Paper describes ‘porting’ and running of a discovery-science-capable code from the plasma physics domain onto Sunway TaihuLight’s ‘home-grown’ architecture
China has topped supercomputer rankings on the international TOP500 list of fastest supercomputers for the past eight years. They have maintained this status with their newest supercomputer, Sunway TaihuLight, constructed entirely from Chinese processors.
While China’s hardware has “come into its own,” as Foreign Affairs wrote in August, no one can say objectively at present how fast this hardware can solve scientific problems compared to other leading systems around the world. This is because the computer is new—having made its debut in June, 2016.

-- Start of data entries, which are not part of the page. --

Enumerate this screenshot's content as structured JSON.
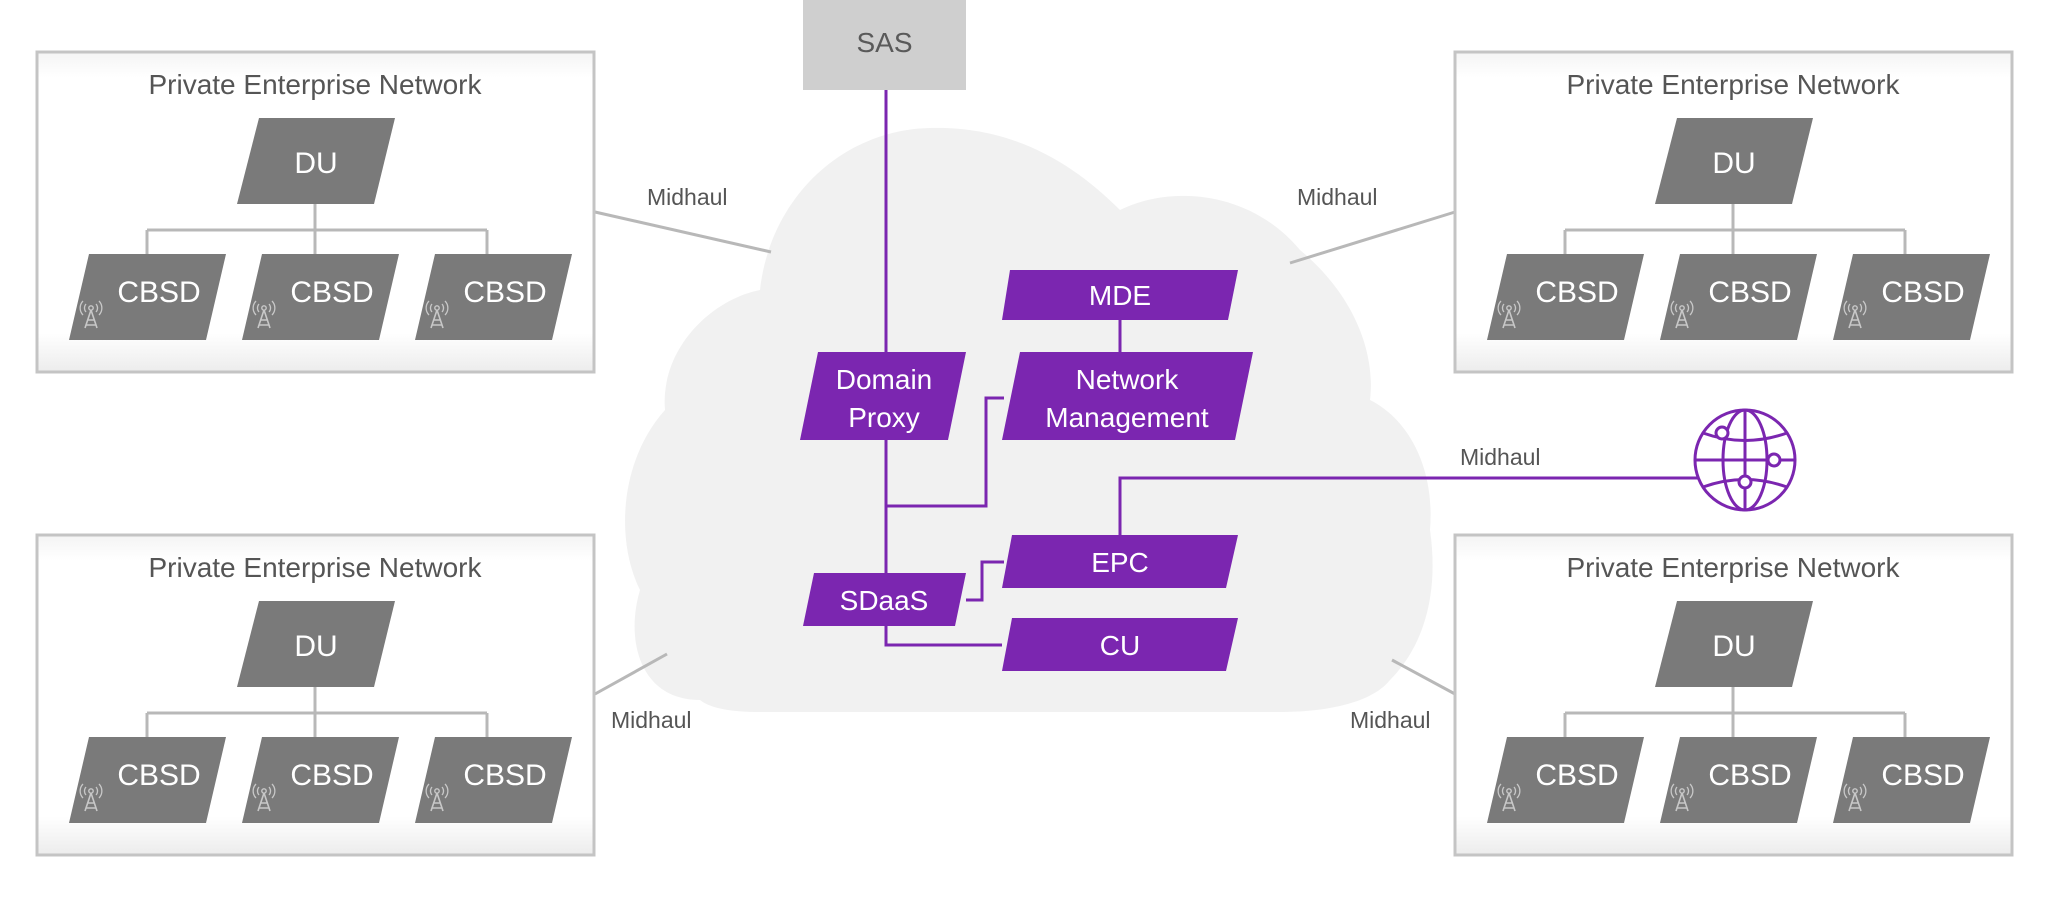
{
  "colors": {
    "purple": "#7b26b0",
    "gray_node": "#7a7a7a",
    "gray_line": "#b8b8b8",
    "cloud": "#f1f1f1",
    "sas_fill": "#cfcfcf",
    "box_border": "#c4c4c4"
  },
  "sas": {
    "label": "SAS"
  },
  "networks": [
    {
      "title": "Private Enterprise Network",
      "du": "DU",
      "cbsds": [
        "CBSD",
        "CBSD",
        "CBSD"
      ]
    },
    {
      "title": "Private Enterprise Network",
      "du": "DU",
      "cbsds": [
        "CBSD",
        "CBSD",
        "CBSD"
      ]
    },
    {
      "title": "Private Enterprise Network",
      "du": "DU",
      "cbsds": [
        "CBSD",
        "CBSD",
        "CBSD"
      ]
    },
    {
      "title": "Private Enterprise Network",
      "du": "DU",
      "cbsds": [
        "CBSD",
        "CBSD",
        "CBSD"
      ]
    }
  ],
  "cloud_nodes": {
    "domain_proxy": [
      "Domain",
      "Proxy"
    ],
    "mde": "MDE",
    "network_management": [
      "Network",
      "Management"
    ],
    "sdaas": "SDaaS",
    "epc": "EPC",
    "cu": "CU"
  },
  "links": {
    "midhaul_top_left": "Midhaul",
    "midhaul_top_right": "Midhaul",
    "midhaul_bottom_left": "Midhaul",
    "midhaul_bottom_right": "Midhaul",
    "midhaul_internet": "Midhaul"
  },
  "icons": {
    "cbsd": "antenna-tower-icon",
    "internet": "globe-network-icon"
  }
}
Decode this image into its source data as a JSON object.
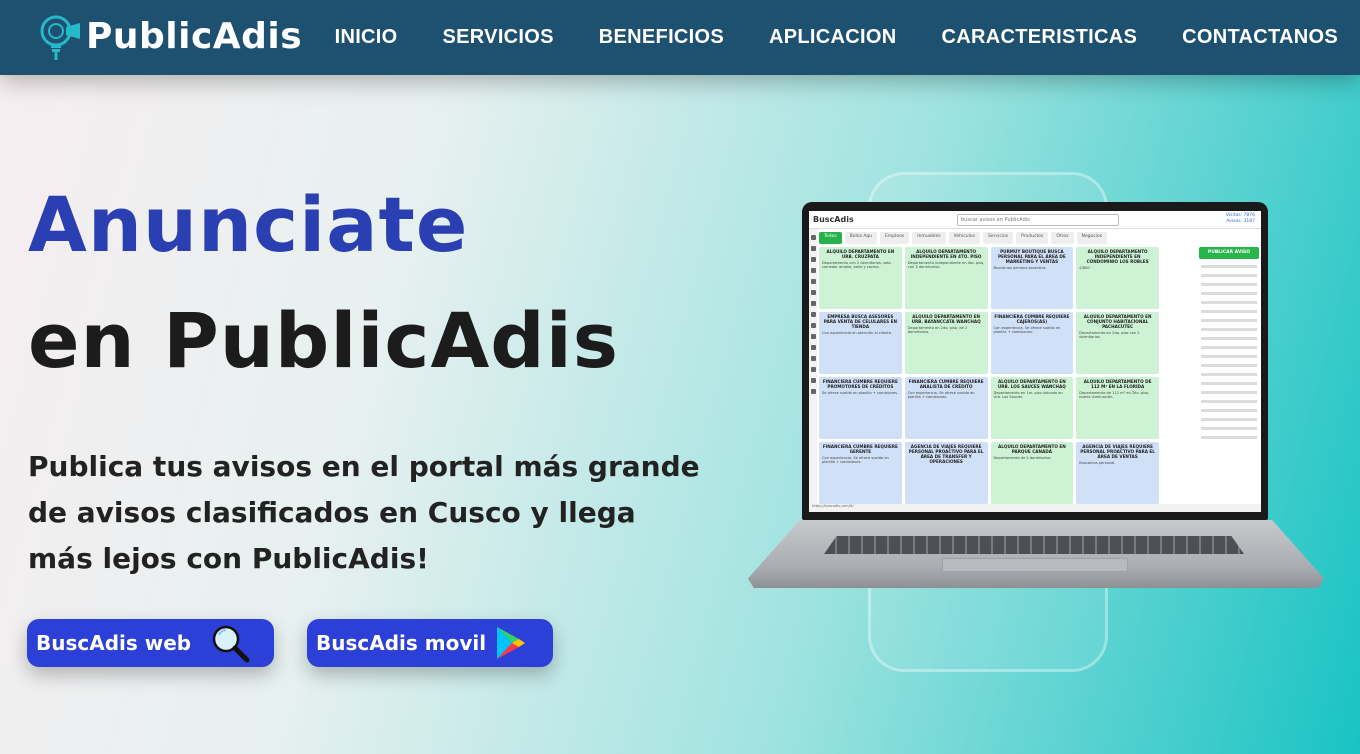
{
  "nav": {
    "brand": "PublicAdis",
    "menu": [
      "INICIO",
      "SERVICIOS",
      "BENEFICIOS",
      "APLICACION",
      "CARACTERISTICAS",
      "CONTACTANOS"
    ]
  },
  "hero": {
    "title_line1": "Anunciate",
    "title_line2": "en PublicAdis",
    "lead_lines": [
      "Publica tus avisos en el portal más grande",
      "de avisos clasificados en Cusco y llega",
      "más lejos con PublicAdis!"
    ],
    "btn_web": "BuscAdis web",
    "btn_movil": "BuscAdis movil",
    "btn_web_icon": "magnifier-icon",
    "btn_movil_icon": "play-store-icon"
  },
  "laptop_screen": {
    "logo": "BuscAdis",
    "search_placeholder": "buscar avisos en PublicAdis",
    "stats": [
      "Visitas: 7876",
      "Avisos: 3187"
    ],
    "tabs": [
      "Todos",
      "Bolsa Aqu",
      "Empleos",
      "Inmuebles",
      "Vehiculos",
      "Servicios",
      "Productos",
      "Otros",
      "Negocios"
    ],
    "publish": "PUBLICAR AVISO",
    "cards": [
      {
        "t": "ALQUILO DEPARTAMENTO EN URB. CRUZPATA",
        "d": "Departamento con 2 dormitorios, sala-comedor amplio, baño y cocina."
      },
      {
        "t": "ALQUILO DEPARTAMENTO INDEPENDIENTE EN 4TO. PISO",
        "d": "Departamento independiente en 4to. piso, con 3 dormitorios."
      },
      {
        "t": "PURMUY BOUTIQUE BUSCA PERSONAL PARA EL ÁREA DE MARKETING Y VENTAS",
        "d": "Buscamos persona proactiva."
      },
      {
        "t": "ALQUILO DEPARTAMENTO INDEPENDIENTE EN CONDOMINIO LOS ROBLES",
        "d": "S/800"
      },
      {
        "t": "EMPRESA BUSCA ASESORES PARA VENTA DE CELULARES EN TIENDA",
        "d": "Con experiencia en atención al cliente."
      },
      {
        "t": "ALQUILO DEPARTAMENTO EN URB. BAYANCCATA WANCHAQ",
        "d": "Departamento en 2do. piso, de 2 dormitorios."
      },
      {
        "t": "FINANCIERA CUMBRE REQUIERE CAJEROS(AS)",
        "d": "Con experiencia. Se ofrece sueldo en planilla + comisiones."
      },
      {
        "t": "ALQUILO DEPARTAMENTO EN CONJUNTO HABITACIONAL PACHACUTEC",
        "d": "Departamento en 2do. piso con 2 dormitorios."
      },
      {
        "t": "FINANCIERA CUMBRE REQUIERE PROMOTORES DE CRÉDITOS",
        "d": "Se ofrece sueldo en planilla + comisiones."
      },
      {
        "t": "FINANCIERA CUMBRE REQUIERE ANALISTA DE CRÉDITO",
        "d": "Con experiencia. Se ofrece sueldo en planilla + comisiones."
      },
      {
        "t": "ALQUILO DEPARTAMENTO EN URB. LOS SAUCES WANCHAQ",
        "d": "Departamento en 1er. piso ubicado en Urb. Los Sauces."
      },
      {
        "t": "ALQUILO DEPARTAMENTO DE 112 M² EN LA FLORIDA",
        "d": "Departamento de 112 m² en 2do. piso, buena iluminación."
      },
      {
        "t": "FINANCIERA CUMBRE REQUIERE GERENTE",
        "d": "Con experiencia. Se ofrece sueldo en planilla + comisiones."
      },
      {
        "t": "AGENCIA DE VIAJES REQUIERE PERSONAL PROACTIVO PARA EL ÁREA DE TRANSFER Y OPERACIONES",
        "d": ""
      },
      {
        "t": "ALQUILO DEPARTAMENTO EN PARQUE CANADÁ",
        "d": "Departamento de 2 dormitorios."
      },
      {
        "t": "AGENCIA DE VIAJES REQUIERE PERSONAL PROACTIVO PARA EL ÁREA DE VENTAS",
        "d": "Buscamos personal."
      }
    ],
    "footer_url": "https://buscadis.com/#/"
  }
}
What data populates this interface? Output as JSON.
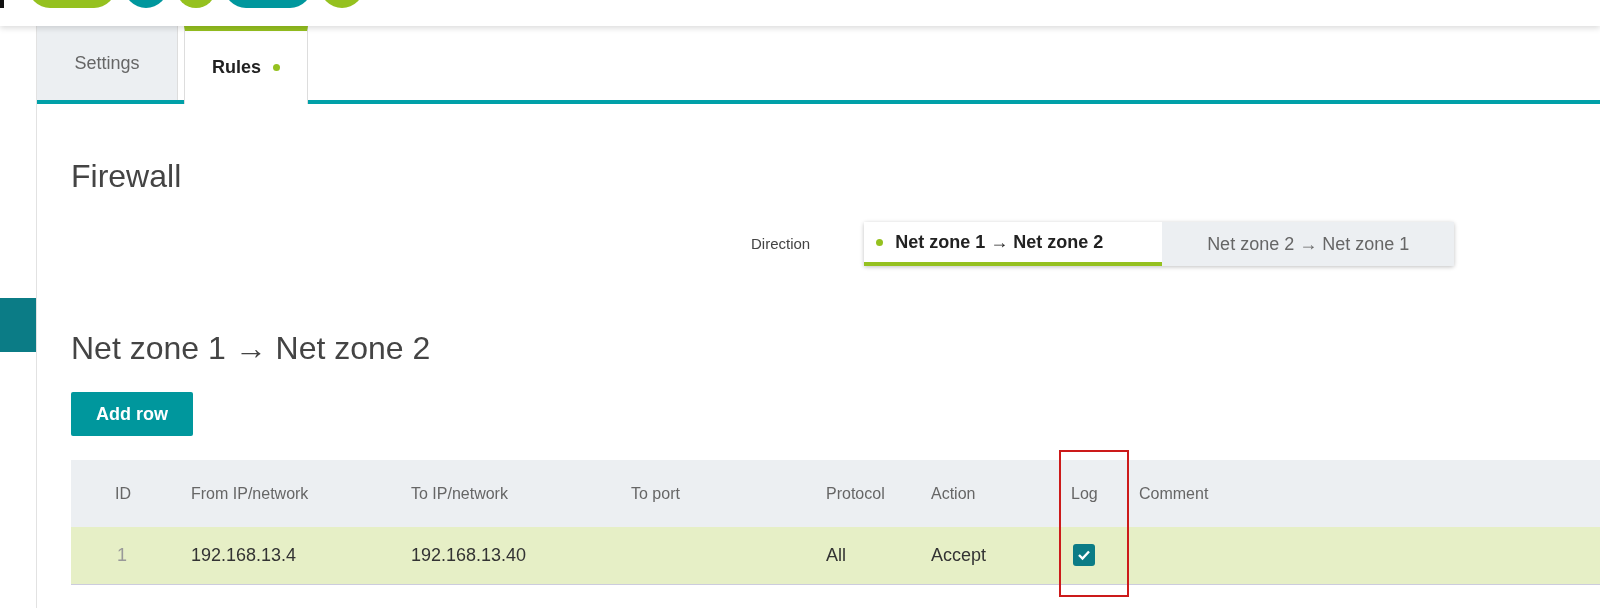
{
  "tabs": [
    {
      "label": "Settings",
      "selected": false,
      "dot": false
    },
    {
      "label": "Rules",
      "selected": true,
      "dot": true
    }
  ],
  "title": "Firewall",
  "direction": {
    "label": "Direction",
    "options": [
      {
        "label": "Net zone 1 → Net zone 2",
        "selected": true
      },
      {
        "label": "Net zone 2 → Net zone 1",
        "selected": false
      }
    ]
  },
  "section": {
    "title": "Net zone 1 → Net zone 2",
    "add_button": "Add row"
  },
  "table": {
    "columns": [
      {
        "label": "ID",
        "highlighted": false
      },
      {
        "label": "From IP/network",
        "highlighted": false
      },
      {
        "label": "To IP/network",
        "highlighted": false
      },
      {
        "label": "To port",
        "highlighted": false
      },
      {
        "label": "Protocol",
        "highlighted": false
      },
      {
        "label": "Action",
        "highlighted": false
      },
      {
        "label": "Log",
        "highlighted": true
      },
      {
        "label": "Comment",
        "highlighted": false
      }
    ],
    "rows": [
      {
        "id": "1",
        "from": "192.168.13.4",
        "to": "192.168.13.40",
        "protocol": "All",
        "action": "Accept",
        "log": true
      }
    ]
  }
}
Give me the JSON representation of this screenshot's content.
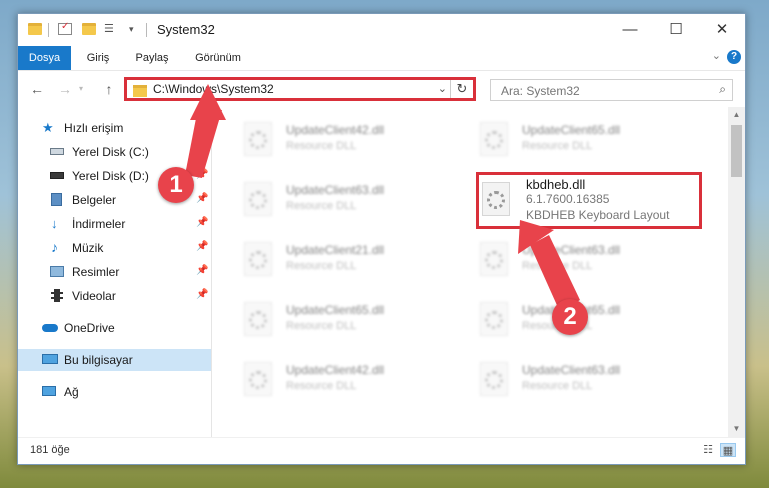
{
  "window": {
    "title": "System32",
    "controls": {
      "minimize": "—",
      "maximize": "☐",
      "close": "✕"
    }
  },
  "ribbon": {
    "tabs": [
      {
        "label": "Dosya"
      },
      {
        "label": "Giriş"
      },
      {
        "label": "Paylaş"
      },
      {
        "label": "Görünüm"
      }
    ],
    "help": "?"
  },
  "navigation": {
    "back": "←",
    "forward": "→",
    "up": "↑",
    "address": "C:\\Windows\\System32",
    "search_placeholder": "Ara: System32"
  },
  "sidebar": {
    "items": [
      {
        "label": "Hızlı erişim",
        "icon": "star-icon"
      },
      {
        "label": "Yerel Disk (C:)",
        "icon": "drive-icon",
        "pinned": true
      },
      {
        "label": "Yerel Disk (D:)",
        "icon": "drive-icon",
        "pinned": true
      },
      {
        "label": "Belgeler",
        "icon": "documents-icon",
        "pinned": true
      },
      {
        "label": "İndirmeler",
        "icon": "download-icon",
        "pinned": true
      },
      {
        "label": "Müzik",
        "icon": "music-icon",
        "pinned": true
      },
      {
        "label": "Resimler",
        "icon": "pictures-icon",
        "pinned": true
      },
      {
        "label": "Videolar",
        "icon": "video-icon",
        "pinned": true
      },
      {
        "label": "OneDrive",
        "icon": "cloud-icon"
      },
      {
        "label": "Bu bilgisayar",
        "icon": "computer-icon",
        "selected": true
      },
      {
        "label": "Ağ",
        "icon": "network-icon"
      }
    ]
  },
  "files": [
    {
      "name": "UpdateClient42.dll",
      "desc": "Resource DLL"
    },
    {
      "name": "UpdateClient65.dll",
      "desc": "Resource DLL"
    },
    {
      "name": "UpdateClient63.dll",
      "desc": "Resource DLL"
    },
    {
      "name": "kbdheb.dll",
      "version": "6.1.7600.16385",
      "desc": "KBDHEB Keyboard Layout",
      "highlighted": true
    },
    {
      "name": "UpdateClient21.dll",
      "desc": "Resource DLL"
    },
    {
      "name": "UpdateClient63.dll",
      "desc": "Resource DLL"
    },
    {
      "name": "UpdateClient65.dll",
      "desc": "Resource DLL"
    },
    {
      "name": "UpdateClient65.dll",
      "desc": "Resource DLL"
    },
    {
      "name": "UpdateClient42.dll",
      "desc": "Resource DLL"
    },
    {
      "name": "UpdateClient63.dll",
      "desc": "Resource DLL"
    }
  ],
  "status": {
    "item_count": "181 öğe"
  },
  "callouts": {
    "one": "1",
    "two": "2"
  },
  "colors": {
    "accent": "#1979ca",
    "highlight": "#d9303a",
    "callout": "#e8434b",
    "selection": "#cce4f7"
  }
}
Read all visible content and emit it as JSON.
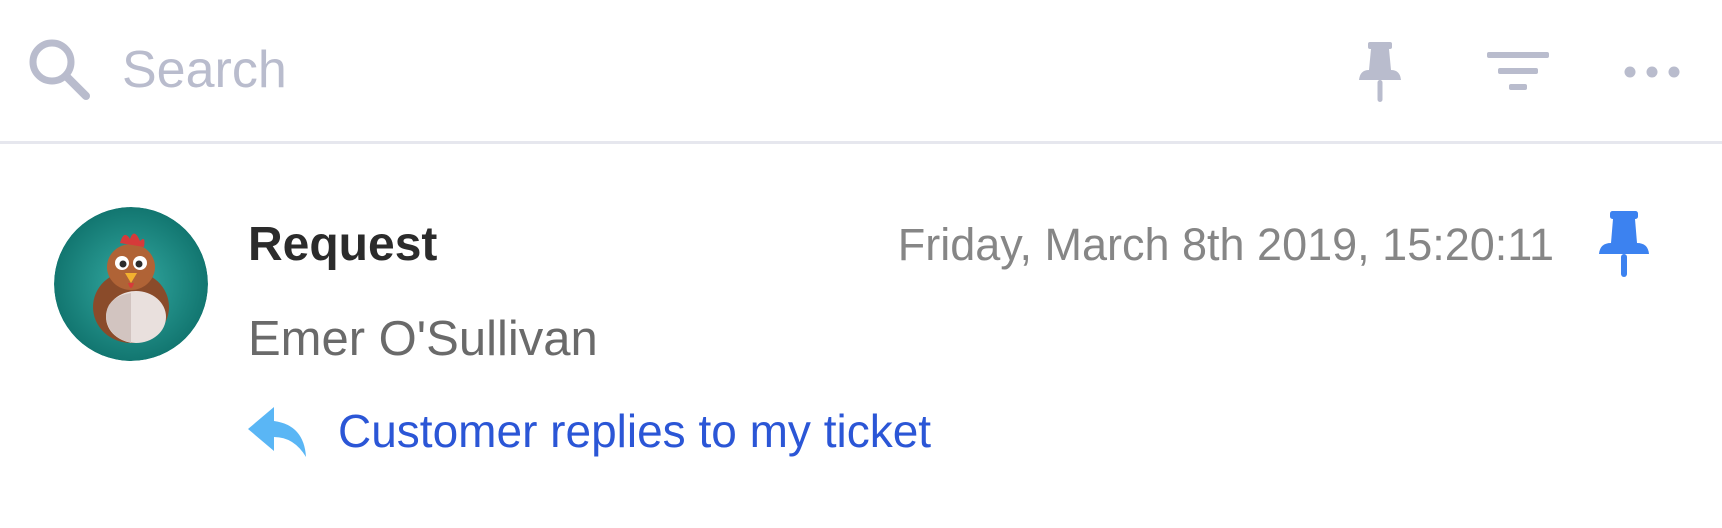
{
  "colors": {
    "muted_icon": "#b9bccd",
    "accent_blue": "#3c82f0",
    "link_blue": "#2b56d6",
    "reply_icon": "#5ab6f5",
    "avatar_bg": "#1e8a84"
  },
  "toolbar": {
    "search": {
      "placeholder": "Search",
      "value": "",
      "icon": "search-icon"
    },
    "actions": [
      {
        "name": "pin",
        "icon": "pin-icon"
      },
      {
        "name": "filter",
        "icon": "filter-icon"
      },
      {
        "name": "more",
        "icon": "more-horizontal-icon"
      }
    ]
  },
  "items": [
    {
      "avatar_icon": "chicken-avatar",
      "title": "Request",
      "timestamp": "Friday, March 8th 2019, 15:20:11",
      "pinned": true,
      "name": "Emer O'Sullivan",
      "event": {
        "icon": "reply-icon",
        "text": "Customer replies to my ticket"
      }
    }
  ]
}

Researchers were able to use seed funding provided through the Global Initiative to Enhance @scale and Distributed Computing and Analysis Technologies (GECAT) project administered by the National Center for Supercomputing Application’s (NCSA) Blue Waters Project to port and run codes on leading computers around the world. GECAT is funded by the National Science Foundation’s Science Across Virtual Institutes (SAVI) program, which focuses on fostering and strengthening interaction among scientists, engineers and educators around the globe. Shanghai Jiao Tong University and its NVIDIA Center of Excellence matched the NSF support for this seed project, and helped enable the collaboration to have unprecedented full access to Sunway TaihuLight and its system experts.
It takes time to transfer, or “port,” scientific codes built to run on other supercomputer architectures, but an international, collaborative project has already started porting one major code used in plasma particle-in-cell simulations, GTC-P. The accomplishments made and the road towards completion were laid out in a recent paper that won “best application paper” from the HPC China 2016 Conference in October.
“While LINPACK is a well-established measure of supercomputing performance based on a linear algebra calculation, real world scientific application problems are really the only way to show how well a computer produces scientific discoveries,” said Bill Tang, lead co-author of the study and head of the Intel Parallel Computing Center at Princeton University. “Real @scale scientific applications are much more difficult to deploy than LINPACK for the purpose of comparing how different supercomputers perform, but it’s worth the effort.”
The GTC-P code chosen for porting to TaihuLight is a well-traveled code in supercomputing, in that it has already been ported to seven leading systems around the world—a process that ran from 2011 to 2014 when Tang served as the U.S. principal investigator for the G8 Research Council’s “Exascale Computing for Global Scale Issues” Project in Fusion Energy, or “NuFuSE.” It was an international high-powered computing collaboration between the US, UK, France, Germany, Japan and Russia.
A major challenge that the Shanghai Jiao Tong and Princeton Universities collaborative team have already overcome is adapting the modern language (OpenACC-2) in which GTC-P was written, making it compatible with TaihuLight’s “homegrown” compiler, SWACC. An early result from the adaptation is that the new TaihuLight processors were found to be about three times faster than a standard CPU processor. Tang said the next step is to make the code work with a larger group of processors.
“If GTC-P can build on this promising start to engage a large fraction of the huge number of TaihuLight processors, we’ll be able to move forward to show objectively how this impressive, new, number-one-ranking supercomputer stacks up to the rest of the supercomputing world,” Tang said, adding that metrics like time to solution and associated energy to solution are key to the comparison.
“These are important metrics for policy makers engaged in deciding which kinds of architectures and associated hardware best merit significant investments,” Tang added.
The top seven supercomputers worldwide on which GTC-P can run well all have diverse hardware investments. For example, NCSA’s Blue Waters has more memory bandwidth than other U.S. systems, while TaihuLight has clearly invested most heavily in powerful new processors.
As Tang said recently in a technical program presentation at the SC16 conference in Salt Lake City, improvements in the GTC-P code have for the first time enabled delivery of new scientific insights. These insights show complex electron dynamics at the scale of the upcoming ITER device, the largest fusion energy facility ever constructed.
“In the process of producing these new findings, we focused on realistic cross-machine comparison metrics, time and energy to solution,” Tang said. “Moving into the future, it would be most interesting to be able to include TaihuLight in such studies.”
About the National Center for Supercomputing Applications
The National Center for Supercomputing Applications (NCSA) at the University of Illinois at Urbana-Champaign provides supercomputing and advanced digital resources for the nation’s science enterprise. At NCSA, University of Illinois faculty, staff, students, and collaborators from around the globe use advanced digital resources to address research grand challenges for the benefit of science and society. NCSA has been advancing one third of the Fortune 50 for more than 30 years by bringing industry, researchers, and students together to solve grand challenges at rapid speed and scale.